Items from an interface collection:

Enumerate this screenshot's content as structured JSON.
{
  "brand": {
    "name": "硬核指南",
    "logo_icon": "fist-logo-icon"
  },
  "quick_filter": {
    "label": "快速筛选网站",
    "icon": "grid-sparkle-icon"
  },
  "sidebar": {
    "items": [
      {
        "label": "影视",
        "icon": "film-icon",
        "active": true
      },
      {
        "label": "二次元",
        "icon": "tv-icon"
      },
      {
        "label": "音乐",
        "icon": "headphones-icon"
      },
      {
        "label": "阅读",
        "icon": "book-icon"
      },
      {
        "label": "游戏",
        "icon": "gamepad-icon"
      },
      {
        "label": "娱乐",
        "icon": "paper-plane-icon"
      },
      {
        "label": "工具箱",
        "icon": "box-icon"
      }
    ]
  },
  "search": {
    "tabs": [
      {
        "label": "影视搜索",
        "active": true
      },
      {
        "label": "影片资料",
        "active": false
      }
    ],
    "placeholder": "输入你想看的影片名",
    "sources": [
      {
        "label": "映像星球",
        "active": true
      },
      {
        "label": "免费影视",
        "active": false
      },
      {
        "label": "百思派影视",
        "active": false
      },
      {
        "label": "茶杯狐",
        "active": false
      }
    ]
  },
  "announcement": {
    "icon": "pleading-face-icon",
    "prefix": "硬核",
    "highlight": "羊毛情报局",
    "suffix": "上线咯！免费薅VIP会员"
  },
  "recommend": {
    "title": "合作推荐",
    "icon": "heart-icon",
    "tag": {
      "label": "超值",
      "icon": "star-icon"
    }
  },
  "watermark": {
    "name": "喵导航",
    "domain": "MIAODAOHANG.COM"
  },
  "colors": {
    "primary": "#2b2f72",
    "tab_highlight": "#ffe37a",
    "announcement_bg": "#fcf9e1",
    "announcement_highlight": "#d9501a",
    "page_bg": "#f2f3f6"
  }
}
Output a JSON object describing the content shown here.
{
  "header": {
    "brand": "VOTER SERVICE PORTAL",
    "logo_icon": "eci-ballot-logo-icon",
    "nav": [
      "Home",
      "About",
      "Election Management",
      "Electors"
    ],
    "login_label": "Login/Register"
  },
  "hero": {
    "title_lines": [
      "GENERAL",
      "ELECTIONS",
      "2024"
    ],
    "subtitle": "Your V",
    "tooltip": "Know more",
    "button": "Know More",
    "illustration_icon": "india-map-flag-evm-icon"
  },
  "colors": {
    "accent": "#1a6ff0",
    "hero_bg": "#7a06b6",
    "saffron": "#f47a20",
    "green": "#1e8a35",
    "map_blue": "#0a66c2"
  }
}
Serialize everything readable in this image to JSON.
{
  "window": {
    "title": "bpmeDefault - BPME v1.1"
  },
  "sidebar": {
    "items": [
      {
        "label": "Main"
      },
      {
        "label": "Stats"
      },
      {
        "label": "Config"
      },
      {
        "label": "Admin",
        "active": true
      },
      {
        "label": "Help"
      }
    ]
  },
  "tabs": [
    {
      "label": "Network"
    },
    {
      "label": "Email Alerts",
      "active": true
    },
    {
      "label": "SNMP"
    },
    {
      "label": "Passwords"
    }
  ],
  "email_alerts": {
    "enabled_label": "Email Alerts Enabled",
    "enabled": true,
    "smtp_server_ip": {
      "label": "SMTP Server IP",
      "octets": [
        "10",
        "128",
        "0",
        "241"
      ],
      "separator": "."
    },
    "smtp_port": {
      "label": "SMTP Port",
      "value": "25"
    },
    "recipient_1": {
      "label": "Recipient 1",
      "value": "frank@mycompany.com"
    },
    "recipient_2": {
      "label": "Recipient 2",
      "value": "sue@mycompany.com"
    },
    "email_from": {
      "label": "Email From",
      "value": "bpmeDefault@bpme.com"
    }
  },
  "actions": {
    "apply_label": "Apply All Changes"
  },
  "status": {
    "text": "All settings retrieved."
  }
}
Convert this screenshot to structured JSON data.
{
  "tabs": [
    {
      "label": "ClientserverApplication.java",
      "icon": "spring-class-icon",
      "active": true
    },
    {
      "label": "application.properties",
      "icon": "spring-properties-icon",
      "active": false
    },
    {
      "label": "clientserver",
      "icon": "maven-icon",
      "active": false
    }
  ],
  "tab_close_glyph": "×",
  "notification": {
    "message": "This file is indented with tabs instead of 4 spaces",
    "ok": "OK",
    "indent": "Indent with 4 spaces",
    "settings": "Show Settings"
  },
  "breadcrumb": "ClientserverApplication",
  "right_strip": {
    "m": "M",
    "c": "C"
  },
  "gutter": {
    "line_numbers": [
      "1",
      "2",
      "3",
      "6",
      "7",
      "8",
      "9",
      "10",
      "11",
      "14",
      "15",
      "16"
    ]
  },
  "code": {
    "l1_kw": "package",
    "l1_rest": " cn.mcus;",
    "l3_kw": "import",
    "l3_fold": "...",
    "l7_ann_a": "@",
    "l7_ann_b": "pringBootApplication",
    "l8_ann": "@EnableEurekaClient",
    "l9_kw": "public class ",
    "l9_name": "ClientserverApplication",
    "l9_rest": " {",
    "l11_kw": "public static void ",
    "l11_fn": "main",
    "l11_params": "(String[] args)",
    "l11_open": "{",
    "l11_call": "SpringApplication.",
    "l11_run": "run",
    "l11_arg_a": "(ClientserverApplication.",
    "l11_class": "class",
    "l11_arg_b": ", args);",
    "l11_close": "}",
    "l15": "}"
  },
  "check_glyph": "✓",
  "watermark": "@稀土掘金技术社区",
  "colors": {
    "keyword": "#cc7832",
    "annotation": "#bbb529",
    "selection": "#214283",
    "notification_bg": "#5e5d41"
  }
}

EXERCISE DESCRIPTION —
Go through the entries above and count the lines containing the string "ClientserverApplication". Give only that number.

ANSWER SECTION —
4